Pinto was 1-for-2 with two walks in a minor league spring game Wednesday. Most important, he got through three games with no setbacks following the concussion he suffered on March 21.

“I feel good,” he said.

So Pinto will back up starter Kurt Suzuki on Thursday night against Boston, catching a couple of innings late in the game.

There appears to be a willingness from the club to take Pinto north if he looks like he’s able to handle the backup role. But Eric Fryer and Chris Herrmann also remain in camp as catching options.

Pinto, 6-for-17 in major league spring games, suffered a concussion when Baltimore’s Adam Jones, while swinging at a pitch, hit Pinto in the head with his follow-through.

Santana being sued

Pitcher Ervin Santana, scheduled to start the Twins’ home opener on April 13, is being sued by a Miami jeweler in a dispute over custom-made necklaces. Santana tried to return the necklaces shortly after receiving them last October because they weren’t what he had agreed to, his attorney said, but Major League Jewelers responded by suing for the $40,000 they say is outstanding, plus $14,000 in collection fees.

Santana, who signed a $55 million contract with the Twins in December, “is 100 percent focused on the season, on being prepared and ready to go,” said his attorney, Darren Heitner of Miami.

Santana is scheduled to start on Thursday against Boston.

On deck

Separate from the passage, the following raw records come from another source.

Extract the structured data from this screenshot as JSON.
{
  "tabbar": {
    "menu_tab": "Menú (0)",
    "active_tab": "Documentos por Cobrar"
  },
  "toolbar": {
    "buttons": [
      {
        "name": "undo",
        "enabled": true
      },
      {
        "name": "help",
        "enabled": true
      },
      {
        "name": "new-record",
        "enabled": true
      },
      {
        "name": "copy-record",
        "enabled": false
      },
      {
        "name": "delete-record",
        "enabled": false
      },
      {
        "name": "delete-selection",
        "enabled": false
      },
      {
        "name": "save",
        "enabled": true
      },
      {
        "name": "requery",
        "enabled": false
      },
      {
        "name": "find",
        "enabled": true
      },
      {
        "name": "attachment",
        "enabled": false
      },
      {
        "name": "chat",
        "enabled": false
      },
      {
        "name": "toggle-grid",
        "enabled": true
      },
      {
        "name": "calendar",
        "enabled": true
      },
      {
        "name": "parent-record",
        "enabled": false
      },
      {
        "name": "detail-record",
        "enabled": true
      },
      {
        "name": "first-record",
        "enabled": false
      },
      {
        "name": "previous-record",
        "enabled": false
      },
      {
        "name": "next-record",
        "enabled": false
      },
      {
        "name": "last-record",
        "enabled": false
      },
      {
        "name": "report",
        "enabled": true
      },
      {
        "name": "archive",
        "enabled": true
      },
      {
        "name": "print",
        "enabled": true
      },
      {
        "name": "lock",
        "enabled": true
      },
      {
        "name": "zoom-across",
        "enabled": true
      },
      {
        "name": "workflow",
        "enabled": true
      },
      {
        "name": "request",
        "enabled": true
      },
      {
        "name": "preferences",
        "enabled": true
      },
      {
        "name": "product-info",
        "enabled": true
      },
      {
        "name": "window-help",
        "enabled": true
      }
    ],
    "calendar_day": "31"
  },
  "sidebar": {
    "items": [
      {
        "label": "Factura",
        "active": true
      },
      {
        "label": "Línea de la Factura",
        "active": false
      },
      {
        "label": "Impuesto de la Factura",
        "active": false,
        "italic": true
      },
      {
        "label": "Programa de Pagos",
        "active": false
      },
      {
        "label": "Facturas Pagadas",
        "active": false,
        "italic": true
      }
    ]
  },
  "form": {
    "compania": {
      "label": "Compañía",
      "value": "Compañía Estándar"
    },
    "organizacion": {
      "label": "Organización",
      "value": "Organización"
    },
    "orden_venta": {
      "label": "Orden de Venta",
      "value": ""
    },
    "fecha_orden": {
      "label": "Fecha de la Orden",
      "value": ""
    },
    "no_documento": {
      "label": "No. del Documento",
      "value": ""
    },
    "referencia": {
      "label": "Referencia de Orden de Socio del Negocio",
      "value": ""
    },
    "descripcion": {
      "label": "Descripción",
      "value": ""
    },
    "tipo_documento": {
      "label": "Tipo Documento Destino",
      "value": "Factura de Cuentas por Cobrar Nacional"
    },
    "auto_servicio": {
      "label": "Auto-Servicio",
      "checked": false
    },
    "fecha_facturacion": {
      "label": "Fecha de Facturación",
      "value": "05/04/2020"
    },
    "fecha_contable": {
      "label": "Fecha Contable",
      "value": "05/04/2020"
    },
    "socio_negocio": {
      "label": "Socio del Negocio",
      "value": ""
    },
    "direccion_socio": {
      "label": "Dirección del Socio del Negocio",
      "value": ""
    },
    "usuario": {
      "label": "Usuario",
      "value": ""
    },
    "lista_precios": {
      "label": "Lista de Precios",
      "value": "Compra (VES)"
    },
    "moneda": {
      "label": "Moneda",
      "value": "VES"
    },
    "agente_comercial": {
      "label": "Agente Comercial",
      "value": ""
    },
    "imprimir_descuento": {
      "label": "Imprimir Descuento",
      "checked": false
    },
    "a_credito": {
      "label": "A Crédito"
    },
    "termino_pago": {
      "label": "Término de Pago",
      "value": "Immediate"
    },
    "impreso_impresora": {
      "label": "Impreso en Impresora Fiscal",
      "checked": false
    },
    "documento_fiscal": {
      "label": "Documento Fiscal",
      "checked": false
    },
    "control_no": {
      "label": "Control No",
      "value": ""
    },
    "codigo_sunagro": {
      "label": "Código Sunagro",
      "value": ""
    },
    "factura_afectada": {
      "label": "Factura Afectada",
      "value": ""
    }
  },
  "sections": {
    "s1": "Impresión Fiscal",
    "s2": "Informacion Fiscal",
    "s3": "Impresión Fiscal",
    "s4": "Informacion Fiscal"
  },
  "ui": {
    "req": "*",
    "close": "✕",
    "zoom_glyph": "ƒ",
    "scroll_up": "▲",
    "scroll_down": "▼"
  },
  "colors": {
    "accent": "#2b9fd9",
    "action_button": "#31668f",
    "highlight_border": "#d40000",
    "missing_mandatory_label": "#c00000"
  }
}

Outfielder Oswaldo Arcia was scratched from Wednesday’s lineup because of a stomach ailment, but Molitor has him penciled into Thursday’s lineup against Red Sox righthander Rick Porcello.